Friday, December 27, 2013

Gelli on my Plate

"Creativity is piercing the mundane to find the marvelous."  Bill Moyers

A few weeks ago I got a  Gelli Arts printing plate as a Hanukkah present from my husband. It wasn't a total surprise since it was on my short wish list, but nevertheless I was very excited to see it. I'd read all about it and seen many videos and pictures of prints that people had made with it. I was intrigued and figured there must be lots of ways to incorporate Zentangle with these types of prints.

For those of you who aren't familiar with a gel printing plate, you should check out my link above, but in a nutshell, it is a printing plate made out of a gel-like plastic. You apply acrylic paint to the surface and then add and subtract color and designs using many different kinds of tools, stencils, brushes, etc. Then you lay paper on top of it, rub with your hands, and lift the paper off with the print on it.

A couple of days ago it was time to play. I pulled out my small supply of acrylic paints, a pile of white cardstock, some stencils, and some wedges (the wedges were a gift from my daughter). I won't explain the process here since I certainly don't claim to be an expert, and there are plenty of videos to watch online of people who have a better idea of what they're doing. But I will say that I went through lots of paper, and was not happy with most of the prints I made. Here's a picture of one of only a couple of prints that I liked.

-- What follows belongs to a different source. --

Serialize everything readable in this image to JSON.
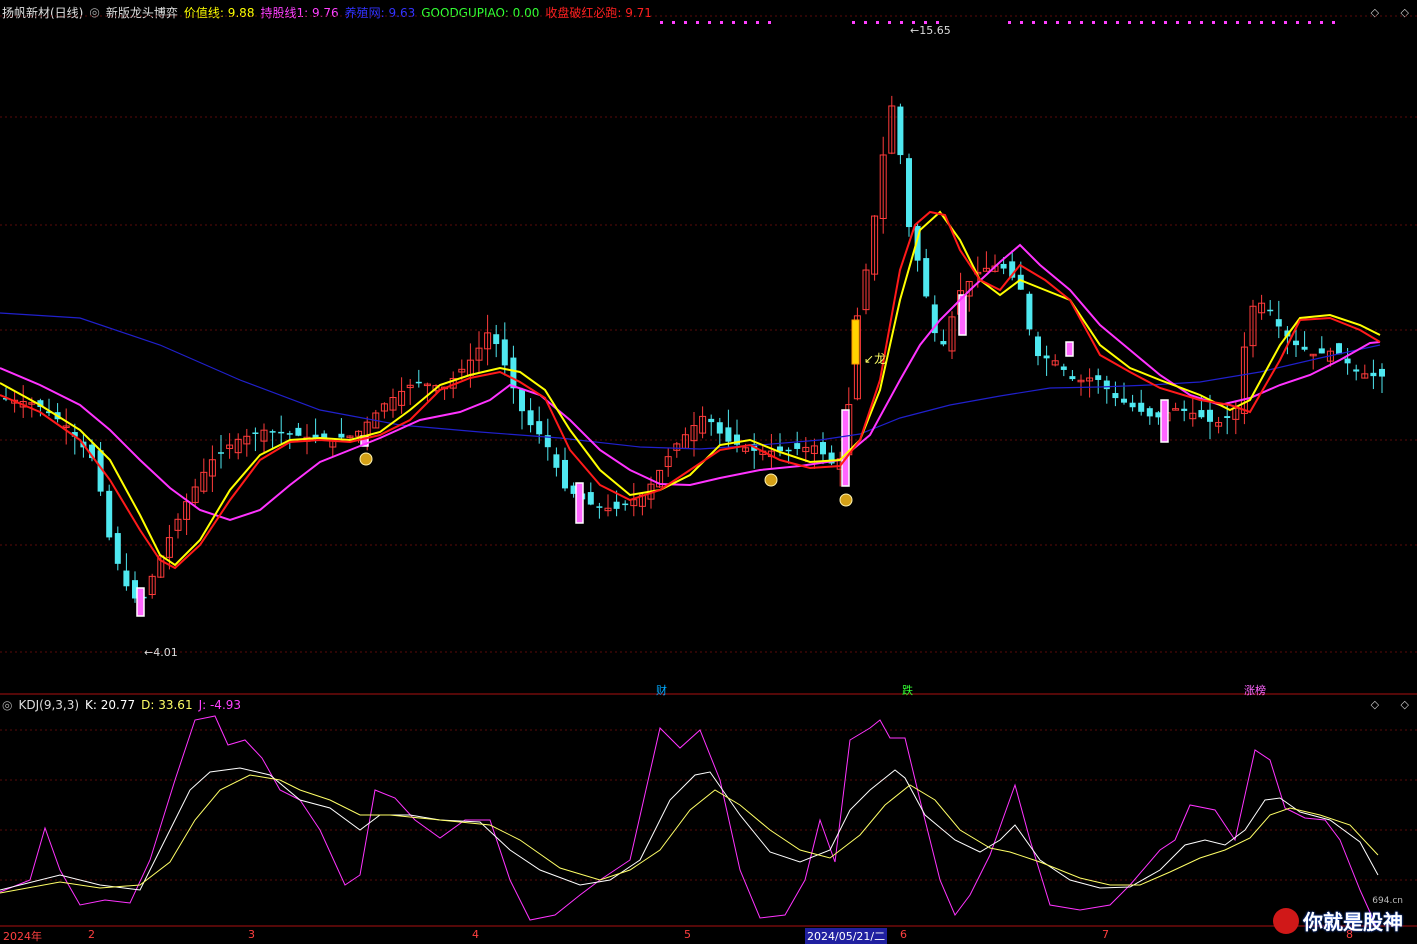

I used a tulip stencil from Joggles, a wedge, and another flower stencil from Crafters Workshop. I painted, brayered (to roll the paint over the gelli plate), stenciled, and printed, then painted some more, brayered some more, stenciled some more, and printed again. Adding layers gives it lots of depth, but unfortunately I was not always satisfied with my combinations. In the above picture I got the results I was going for - white tulips to tangle with a colorful, layered background.

So next (after lots of cleanup) it was on to the tangling. At this point (probably a little late to be thinking about it), I wasn't sure how my Microns would work on top of all the layers of acrylic paint. I've worked on water color before, but never acrylic. Luckily I had no problem with the pen. When I was done tangling I wasn't so sure whether or not they looked like tulips or just lollipops! I outlined the petals which helped give them more definition....still not sure if I should grow them or eat them.

Then I decided to try some pencil shading, not so sure how that would work on top of the paint. But again, like with the pen, I was pleasantly surprised at how well it turned out. I don't know if it's really visible in the picture below, but the shading did help to give the flowers some more definition.

Admittedly, I need to do lots more playing with the Gelli Plate to get better at it. There's always a learning curve when trying a new product. I have a couple of ideas up my sleeve for next time, in an attempt to make the tangling stand out more. I'll let you know how it goes.


  1. It's really lovely, Caren - I do like being able to see the various stages and the final effect looks as if it were planned from the very start! Have fun! Axxx

    1. Thanks Annie. I'm looking forward to finding some more time to play with the gelli plate and hoping that my results will satisfy me more often.

  2. This is a STUNNING piece - you've perfectly combined two of my favourite things!